I started reading this book this morning. I am reviewing it in the afternoon. If this isn’t a testament to exactly how “captivating” it is as a read, I don’t know what is.

It’s 1991. Charlie is a fifteen year old boy about to start his freshman year of high school. And he’s terrified. Especially after one of his friends commits suicide a few months earlier. The only way he manages to cope with the looming idea of what awaits him is to write letters to a “friend” who doesn’t really know him, with no return address and no way to trace back the letters.

The letters he sends are, more or less, diary-like entries: elements from his every day life that he feels are important to share, events that he feels are shaping his life, changing him and making him grow up. During his freshman year, he meets Sam and Patrick, two seniors, who accept him in and show him the life that they’ve been living. Be it driving in Sam’s truck through a tunnel with her standing in the back feeling in the fresh air to experimenting with LSD and pot at parties to opening up to sexual experiences.

Sam and Patrick, and later on their other friends, open Charlie’s eyes to a wide range of opportunities in life that he’s unfamiliar with. They call him a wallflower: a person who listens, observes, doesn’t talk about things and understands them. They make him feel included. They make him accepted. His advanced English teacher, Bill, realizing Charlie’s brilliance, starts giving him extra readings to do, shaping up this young man’s life. And in doing so, the new additions to Charlie’s life help him cope with the dark past that he is oblivious to and which lurks under his skin, ready to surface at any moment.

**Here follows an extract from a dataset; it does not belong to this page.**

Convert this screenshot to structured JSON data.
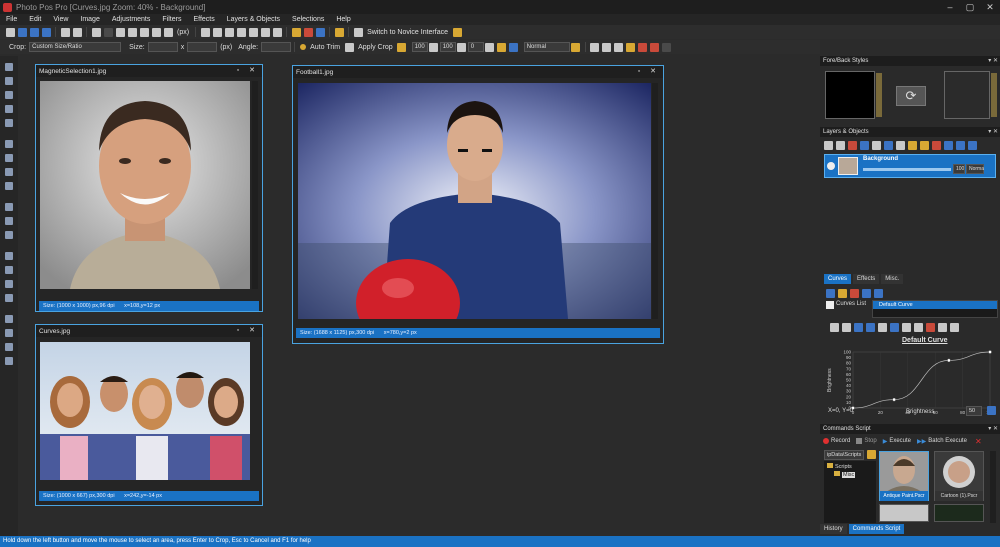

Published in 1999, The Perks of Being a Wallflower is a much deeper book than it seems to be. It is easy to categorize it as a simply a teenage trashy book simply because of its general mood. But when you know that this book is one of the most challenged by parents in the United States, you are forced to reconsider. Why do parents feel The Perks of Being a Wallflower is “dangerous” to their children? Because the themes the book deals with are gut-wrenchingly real and they are dealt with in such a brilliantly realistic manner. Drugs, pregnancy, abuse, sexuality – all of these topics that matter to teenagers are approached in the book in a way that isn’t complex. The writing is very simplistic, approachable and easily comprehensible. At the same time, the book runs deeper than the easy language it boasts.

It is a coming of age book, like the story of its protagonists, that is candid. Charlie shares his stories with remarkable honesty, pulling you into whatever emotional state he conveys in his letters. When he’s happy, you can’t but smile. And when he goes into dark phases of depression, you can’t but empathize. The Perks of Being a Wallflower is a collection of Charlie’s most important moments and his realization of the need to live those moments as much as you can, be it a shortcoming or a victory.

As Charlie discovers that he likes girls that are unconventionally beautiful to books that require him to be a filter not a sponge to the realization that truly loving someone is about wanting to see not hurt at all, even if it means being apart, you see him grow on the pages in front of you and transform from an insecure kid to a growing young adult. And as he comes to the realization that in order to reach his full potential in life he needs to stop being a wallflower, you can’t but share his infamous sentence and say it out loud: “And in that moment, I swear we were infinite.”

Teenagers should read more of this and less of Justin Bieber related things.